With the implementation of major aircraft structures fabricated from carbon-fiber-reinforced plastic (CFRP) materials, lightning protection has become a more complicated issue to solve. One widely used material for lightning strike protection of CFRP structures within the aerospace industry is expanded metal foil (EMF). EMF is currently used in both military and commercial passenger aircraft.
An issue that has historically been an area of concern with EMF is micro cracking of paint on the composite structure, which can result in corrosion of the metal foil and subsequent loss of conductivity. Researchers from Boeing Research and Technology (BR&T) examined the issues of stress and displacement in the composite structure layup, which contribute to paint cracking caused by aircraft thermal cycling (i.e., ground-to-air-to-ground flight cycle).
There are several contributors to the stress buildup, including the paint, primer, corrosion-isolation layer, surfacer, EMF, and the underlying composite substructure. BR&T focused primarily on the EMF contribution to the cracking mechanism, with computer-modeling analysis performed using commercially available COMSOL Multiphysics software that was supported by data from limited experimental testing.

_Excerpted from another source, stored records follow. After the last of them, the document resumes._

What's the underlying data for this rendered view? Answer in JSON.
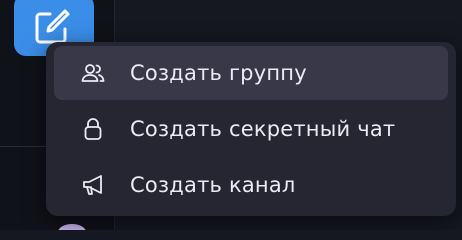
{
  "menu": {
    "items": [
      {
        "label": "Создать группу",
        "icon": "group-icon",
        "active": true
      },
      {
        "label": "Создать секретный чат",
        "icon": "lock-icon",
        "active": false
      },
      {
        "label": "Создать канал",
        "icon": "megaphone-icon",
        "active": false
      }
    ]
  },
  "compose_button": {
    "icon": "compose-icon"
  },
  "colors": {
    "accent": "#3b8ee8",
    "menu_background": "#252632",
    "menu_hover": "#393848",
    "text": "#eceaf2",
    "page_background": "#151821"
  }
}
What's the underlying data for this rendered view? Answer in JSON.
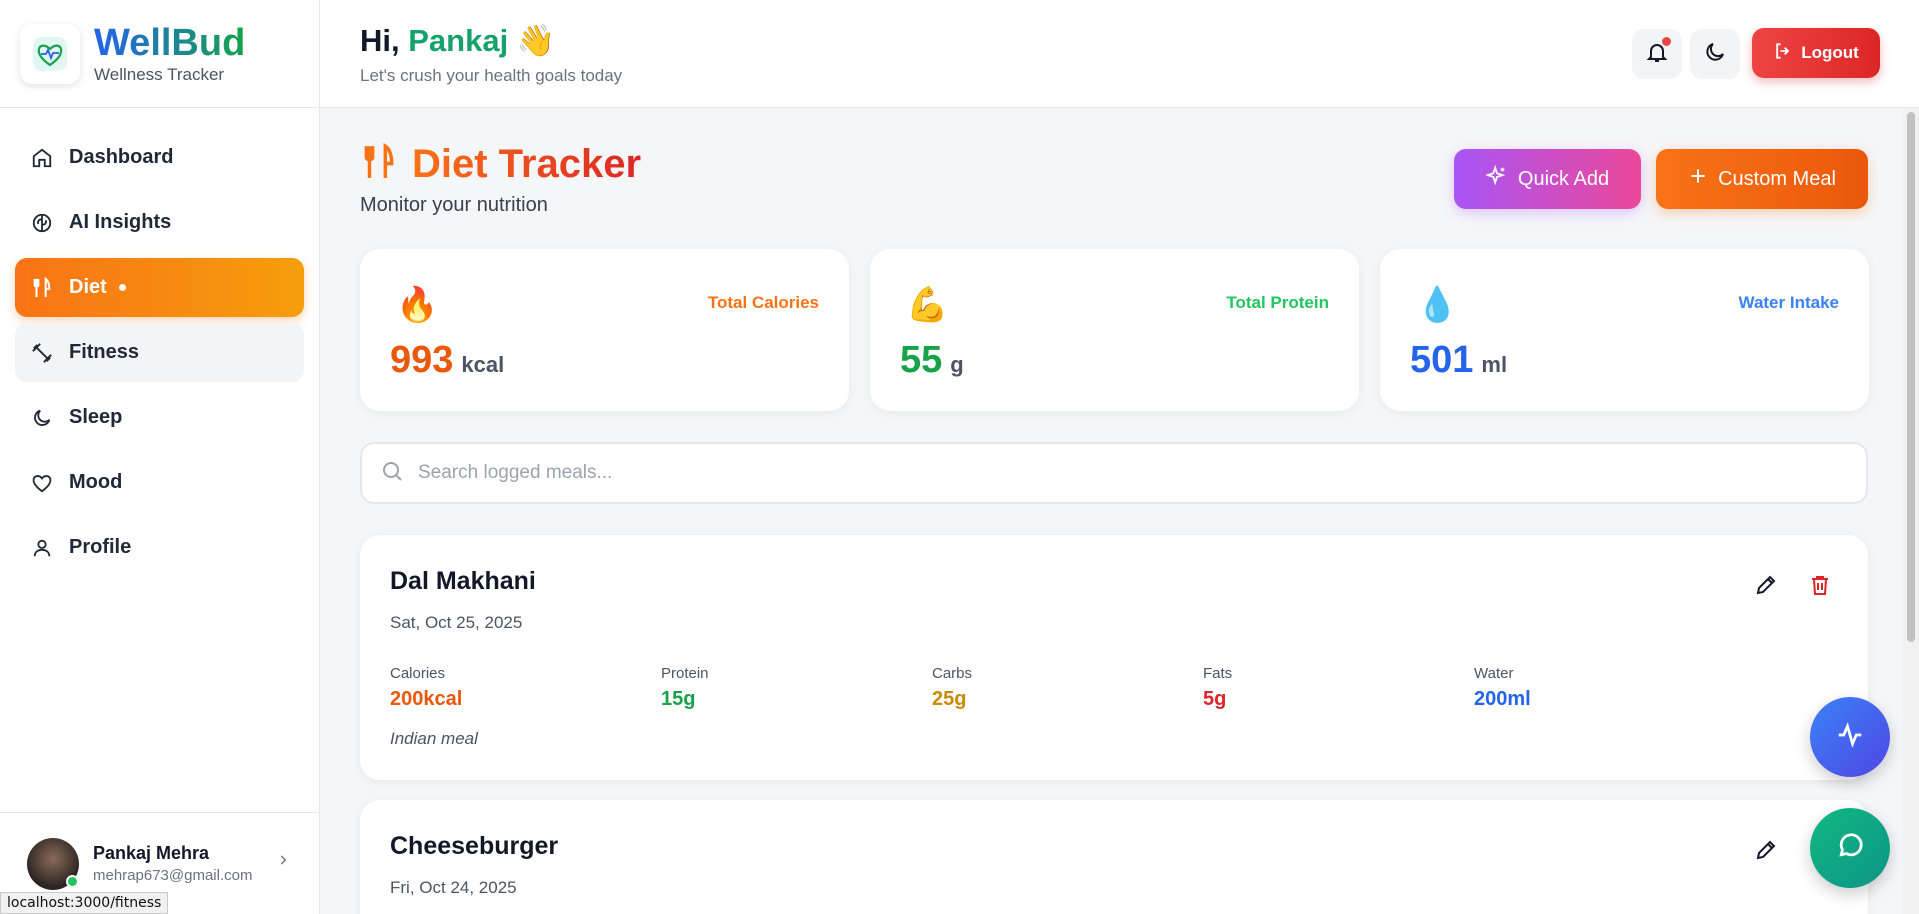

The temperature cycle of the layers was simulated using a coefficient of thermal expansion (CTE) model developed with the software. The simulation allows determination of the thermal stress and displacements that result. Though the full complexity of crack genesis is not included, some insight can be gained regarding what the sensitive parameters of the EMF may be and the variations that can be employed to mitigate the resulting stress and displacements that lead to cracking.
Of particular interest are the EMF width, height, aspect ratio, composition—aluminum (Al) or copper (Cu)—and surface layup structure. In the case of Al used for EMF, fiberglass is needed between the aluminum and the structure to prevent galvanic corrosion.